You may or may not have heard of the recent dust up between proponents of “New Urbanism” and “Landscape Urbanism”. Jason King over at Landscape+Urbanism has been following the proceedings and we suggest you check in there if you want to read a thoughtful, well-written series about middle-aged, elitist white guys lobbing softballs to one another to drum up interest in their particular political game:
- ok, Charles, here you go. Now remember what we rehearsed.
- got it, Andres. I’m sending it right back to you.
- just be sure not to pop out to shortstop like last time.
[andres duany, devastating all landscape urbanists with his chiseled features]
It’s not that interesting. Though each side brings up their points (and each side has good points) it’s less an academic debate and more an awkward slap fight between pubescent boys that leaves passersby befuddled and confused.
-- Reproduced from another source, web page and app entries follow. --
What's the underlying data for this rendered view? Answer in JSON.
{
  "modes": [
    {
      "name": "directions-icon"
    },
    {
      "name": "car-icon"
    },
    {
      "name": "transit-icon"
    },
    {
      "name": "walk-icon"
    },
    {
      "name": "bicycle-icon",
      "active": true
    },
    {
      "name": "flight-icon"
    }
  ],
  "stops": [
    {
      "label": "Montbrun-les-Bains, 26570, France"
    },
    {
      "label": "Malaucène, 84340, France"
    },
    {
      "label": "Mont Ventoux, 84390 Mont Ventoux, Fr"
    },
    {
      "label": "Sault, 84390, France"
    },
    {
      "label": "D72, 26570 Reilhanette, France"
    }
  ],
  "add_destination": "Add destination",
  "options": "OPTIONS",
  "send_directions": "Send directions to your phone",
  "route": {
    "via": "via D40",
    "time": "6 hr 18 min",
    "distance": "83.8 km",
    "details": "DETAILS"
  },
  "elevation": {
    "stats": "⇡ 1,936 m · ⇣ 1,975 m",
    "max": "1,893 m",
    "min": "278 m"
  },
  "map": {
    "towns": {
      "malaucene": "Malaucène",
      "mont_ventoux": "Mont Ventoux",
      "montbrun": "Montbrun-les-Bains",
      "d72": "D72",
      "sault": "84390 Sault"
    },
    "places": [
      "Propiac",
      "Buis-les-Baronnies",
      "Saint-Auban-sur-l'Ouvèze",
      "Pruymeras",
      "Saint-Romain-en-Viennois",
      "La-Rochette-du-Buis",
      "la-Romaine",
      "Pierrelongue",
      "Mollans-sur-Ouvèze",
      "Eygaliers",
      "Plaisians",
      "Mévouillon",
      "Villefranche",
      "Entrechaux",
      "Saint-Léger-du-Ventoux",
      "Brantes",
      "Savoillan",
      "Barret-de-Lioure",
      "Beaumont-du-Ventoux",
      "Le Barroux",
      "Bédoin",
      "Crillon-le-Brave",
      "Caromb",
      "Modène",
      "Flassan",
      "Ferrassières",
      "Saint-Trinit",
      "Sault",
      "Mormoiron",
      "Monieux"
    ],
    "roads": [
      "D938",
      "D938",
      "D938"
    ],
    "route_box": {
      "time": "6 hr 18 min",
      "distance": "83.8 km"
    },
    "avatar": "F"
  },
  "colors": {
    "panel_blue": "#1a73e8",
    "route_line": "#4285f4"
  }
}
Whenever the game heats up this way (and by “heats up” we mean gets extremely GSD-centric, old white man-centric, hermetic, and anti-septic) we look for a way out, preferring instead to spend our days exploring urbanism’s nether regions. Two of our favorites, which we hope to see more on, are the idea of “landscape ruralism” and F.A.D.’s “embodied urbanism” (this one in particularly is exciting, capturing a lot of new urbanism’s relevant ideas about scalar relationships between the built environment and the human body without the over-reliance on formulaic application of concept, without privileging sentimentality, and without proposing the city as a series of spaces and experiences to be consumed).
But today we want to head in a different direction- Magical Urbanism. That’s right. Now, you might think this has to do with the Kafka-esque literary genre. Perhaps you would expect a drug-addled Don Roman pontificating about the relevance of Cortázar, Borges, and Bolaño to contemporary urbanism, or the magical wonder that Huell Howser brings to the world. Or maybe you are thinking H. Willis Montcrief will weigh in with a landscape critique of the influence of the Fania All-Stars on urbanism. All valid points; but today we wanted to take a look at what the painting of Neo Rauch might bring to the topic.
[what does Roberto Bolano know about urbanism? Plenty]
Magical Urbanism is, of course, the blending of the fantastical and the real in pictographic mythologies that are strange yet familiar. Expressions of power, hate, beauty, toil, industry, and nature all find purchase here. Characters from the past- strange men in uniforms, old wash maids and beggars- spring to life to intimidate the office worker or dress the business man. Yet, this urbanism is not so pedantic as to formulate anything, relying instead on a methodology that:
views the process of urbanism as an extraordinarily natural form of discovering the world, almost natural as breathing. Outwardly it is almost entirely without intention. It is predominantly limited to the process of a concentrated flow. I am deliberately neglecting to contemplate all of the catalytic influences that would have the power to undermine the innocence of this approach because I would like to express a degree of clarity in these lines by way of example. [note- I substituted "urbanism for "painting" in the first sentence of Rauch's quote]
[is this urbanism? it's definitely landscape]
[old urbanism? landscape urbanism? nope- Magical Urbanism]
As a method for painting, the effect is obvious- prolific, striking, and haunting. As a method for urbanism it is perhaps a bit more dubious, but instructive nonetheless. As noted in the excellent essay by Peter Connelly, one of the defining characteristic of landscape is the notion of openness, increased connections, and new relations between historical realities and new possibilities. As a professional methodology this is extremely difficult to construe; it barely works for painting, where only someone like Neo Rauch seems to be capable of pulling it off. Perhaps landscape urbanism currently comes closest, but there are serious limitations to how it is practiced, as New Urbanists everywhere will be happy to point out.
Nonetheless, as noted by Peter Reed a recent piece for Topos, the field of landscape urbanism is still not fully defined and may yet evolve new methods, strategies, and concepts. Of course, we could probably get there faster if fewer of us were fighting over the scraps from the table of civil engineers, developers, and politicians, and embraced the possibilities in landscape architecture for defining urbanism and intervening in the landscape.